618 to 906: T’ang Dynasty - the first printing is done in China using ink on carved wooden blocks begins to make multiple transfers of an image to paper.
1300: The first use of wooden type in China.
1457: First color printing by Fust and Schoeffer.
1465: Drypoint engravings invented by Germans.
1501: Italic type first used.
1846: Cylinder press invented by Richard Hoe. Cylinder press can print 8,000 sheets an hour
1860: Unknown female vocalist, fragment of the French folksong “Au clair de la lune” recorded in France by Édouard-Léon Scott de Martinville on his experimental “phonautograph,” which could record but not play back sound.
1870: Paper is now mass-manufactured from wood pulp.
1876: March 10th, The first telephone was developed by Alexander Graham Bell.
1884- Paul Nipkow an engineering student from Germany proposed the world's first mechanical television system.
1889: William Kennedy Laurie Dickson, commissioned by Thomas Alva Edison, builds the first motion-picture camera and names it the Kinetograph.
1890: George W. Johnson, first recordings by the first successful African American recording artist.
1891: Printing presses can now print and fold 90,000 4-page papers an hour. Diazotype invented (print photographs on fabric).
1892: 4-color rotary press invented.
1893: The radio has been the first device to allow for mass communication. It has enabled information to be transferred far and wide, not only nationally wide but internationally as well. The development of the radio began in 1893 with Nikolai Tesla’s demonstration of wireless radio communication in St. Louis, Missouri.
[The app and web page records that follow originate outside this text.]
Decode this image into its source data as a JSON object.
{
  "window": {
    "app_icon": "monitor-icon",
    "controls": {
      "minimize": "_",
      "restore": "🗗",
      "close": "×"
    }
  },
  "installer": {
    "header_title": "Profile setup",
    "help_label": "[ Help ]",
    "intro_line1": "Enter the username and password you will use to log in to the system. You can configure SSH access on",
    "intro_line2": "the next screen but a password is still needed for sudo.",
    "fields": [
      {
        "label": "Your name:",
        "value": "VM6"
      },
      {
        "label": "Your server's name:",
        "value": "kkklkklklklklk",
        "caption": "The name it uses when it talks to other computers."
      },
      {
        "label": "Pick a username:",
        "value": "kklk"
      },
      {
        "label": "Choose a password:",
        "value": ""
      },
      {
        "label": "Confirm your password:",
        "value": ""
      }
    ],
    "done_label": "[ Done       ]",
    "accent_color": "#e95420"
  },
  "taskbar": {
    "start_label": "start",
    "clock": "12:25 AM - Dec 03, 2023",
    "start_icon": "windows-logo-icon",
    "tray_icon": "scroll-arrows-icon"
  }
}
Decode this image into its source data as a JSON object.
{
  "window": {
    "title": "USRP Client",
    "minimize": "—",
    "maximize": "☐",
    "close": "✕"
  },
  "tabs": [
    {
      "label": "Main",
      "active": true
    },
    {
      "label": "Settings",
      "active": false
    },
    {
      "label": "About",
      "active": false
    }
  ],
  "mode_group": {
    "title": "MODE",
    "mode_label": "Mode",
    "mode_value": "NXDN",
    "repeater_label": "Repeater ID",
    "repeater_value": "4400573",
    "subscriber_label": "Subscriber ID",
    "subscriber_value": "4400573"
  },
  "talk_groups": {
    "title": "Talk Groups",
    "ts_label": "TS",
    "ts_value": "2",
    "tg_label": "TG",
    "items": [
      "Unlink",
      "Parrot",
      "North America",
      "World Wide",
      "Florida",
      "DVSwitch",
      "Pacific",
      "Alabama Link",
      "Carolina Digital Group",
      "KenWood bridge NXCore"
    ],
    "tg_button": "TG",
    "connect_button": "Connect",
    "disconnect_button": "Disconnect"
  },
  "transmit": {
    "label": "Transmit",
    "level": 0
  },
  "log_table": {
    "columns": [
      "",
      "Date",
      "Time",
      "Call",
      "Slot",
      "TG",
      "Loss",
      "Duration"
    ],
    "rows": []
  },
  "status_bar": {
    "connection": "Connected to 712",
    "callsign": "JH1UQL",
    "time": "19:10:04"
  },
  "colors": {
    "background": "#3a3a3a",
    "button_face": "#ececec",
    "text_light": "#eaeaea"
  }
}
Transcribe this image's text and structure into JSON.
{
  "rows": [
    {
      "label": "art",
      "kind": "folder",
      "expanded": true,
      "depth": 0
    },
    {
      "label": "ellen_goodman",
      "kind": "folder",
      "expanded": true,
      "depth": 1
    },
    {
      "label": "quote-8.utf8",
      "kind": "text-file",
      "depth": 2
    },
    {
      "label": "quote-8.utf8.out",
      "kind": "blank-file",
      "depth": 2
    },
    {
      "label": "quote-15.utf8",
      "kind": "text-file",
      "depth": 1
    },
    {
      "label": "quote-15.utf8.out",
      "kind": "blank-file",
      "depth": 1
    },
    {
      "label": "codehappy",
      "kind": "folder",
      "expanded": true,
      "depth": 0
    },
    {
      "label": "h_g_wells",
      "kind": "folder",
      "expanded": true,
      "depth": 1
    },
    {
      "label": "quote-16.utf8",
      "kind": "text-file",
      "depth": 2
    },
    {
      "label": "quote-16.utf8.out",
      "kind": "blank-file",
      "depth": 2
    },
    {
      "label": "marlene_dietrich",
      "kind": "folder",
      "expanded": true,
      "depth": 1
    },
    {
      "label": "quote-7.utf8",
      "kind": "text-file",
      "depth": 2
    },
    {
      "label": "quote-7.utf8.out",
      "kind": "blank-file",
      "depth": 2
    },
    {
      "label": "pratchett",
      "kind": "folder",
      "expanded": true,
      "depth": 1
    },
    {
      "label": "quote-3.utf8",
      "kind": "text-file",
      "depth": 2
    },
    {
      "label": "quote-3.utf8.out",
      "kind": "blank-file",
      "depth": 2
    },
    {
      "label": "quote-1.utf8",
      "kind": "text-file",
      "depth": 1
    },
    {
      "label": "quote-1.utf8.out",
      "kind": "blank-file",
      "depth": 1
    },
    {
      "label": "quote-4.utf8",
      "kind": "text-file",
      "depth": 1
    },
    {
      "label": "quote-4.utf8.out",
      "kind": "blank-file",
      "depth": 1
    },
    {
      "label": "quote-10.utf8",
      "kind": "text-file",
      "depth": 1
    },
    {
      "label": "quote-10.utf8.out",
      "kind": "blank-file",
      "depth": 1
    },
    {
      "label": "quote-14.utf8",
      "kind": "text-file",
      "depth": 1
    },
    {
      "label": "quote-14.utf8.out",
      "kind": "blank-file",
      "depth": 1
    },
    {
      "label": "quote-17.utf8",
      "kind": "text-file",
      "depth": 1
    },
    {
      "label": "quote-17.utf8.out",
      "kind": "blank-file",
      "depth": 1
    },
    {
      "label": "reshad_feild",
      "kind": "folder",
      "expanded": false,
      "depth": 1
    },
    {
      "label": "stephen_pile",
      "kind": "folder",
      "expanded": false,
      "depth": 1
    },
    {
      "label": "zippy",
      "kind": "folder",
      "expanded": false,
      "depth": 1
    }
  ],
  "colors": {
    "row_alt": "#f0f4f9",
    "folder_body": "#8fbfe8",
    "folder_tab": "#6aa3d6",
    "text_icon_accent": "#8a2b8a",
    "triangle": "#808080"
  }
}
His work laid the foundation for those later scientists who worked to perfect the radio we now use.
1894: Len Spencer and the Imperial Minstrels, first series of recorded recreations of a contemporary minstrel show.
1904: The first comic book is made.
1905: The first movie theater opens in Pittsburgh, Pensilvania
1908: William Howard Taft, William Jennings Bryan, first recordings of campaign speeches by presidential candidates.
1917: Original Dixieland Jazz Band, first widely-popular recordings of “jazz”.
1920: first collage radio station on Oct. 14, 1920
1920: First transmission of AM radio was sent out by station 8MK in Detroit, Michigan.
1920- John Baird came up with an idea of using arrays of transparent rods to transmit images for television.
1923- Charles Jenkins invented a mechanical television system called radiovision which transmitted the earliest moving silhouette images. Radiovisor was a mechanical scanning-drum device manufactured by the Jenkins Television Corporation.
1924: Duke Ellington, first recordings by the great composer/bandleader.
1935: Glenn Miller & His Orchestra, first recordings by the highly popular swing band.
1940: Jan. 1st, The Western Electric Telephone were in almost every North American Home when they were released. It was very durable and simple to repair. This phone was commonly found in the color black, with only ten number keys.
1940: Woody Guthrie, first recordings by the folk icon.
1946: Hank Williams, first recordings by the country icon.
1947: In 1947 Thomas T. Goldsmith, Jr. and Este Ray Mann filed a United States patent request for an invention they described as a "cathode ray tube amusement device." (CRT) The gaming device was never marketed nor sold to the public. (AKA video game)
1960: Alfred Hitchcock's Psycho terrifies audiences and becomes one of the year's most successful films, as well as one of the most memorable psychological thrillers.
1964: Red Desert makes spectacular use of the recently perfected zoom lens, which increases the optical mobility of a shot and its expressive capacities.
1965: Jan. 1st, The Trim-line Telephone had a lighted dial and a thick, curved plastic casing. The phone had both a mouthpiece and earpiece, the dial was between these two things. This phone also had a plug and jack.
1965: The Sound of Music premieres. An instant hit, the film was one of the top-grossing films of and remains one of film's most popular musicals.
1968: The motion picture rating system debuts with G, PG, R and X.
1970: Video gaming would not reach mainstream popularity until the 1970s.
1980: 1980s is when arcade video games, gaming consoles and home computer games were introduced to the general public.
1984: Domain Name System (DNS) introduced To Internet
1986: Guglielmo Marconi was awarded the official patent for the radio by the British Government in 1986.
1994: Internet celebrates 25th anniversary
1998: Microsoft releases Windows 98. Months later the government orders Microsoft to change its Java virtual machine to pass Sun's Java compatibility test.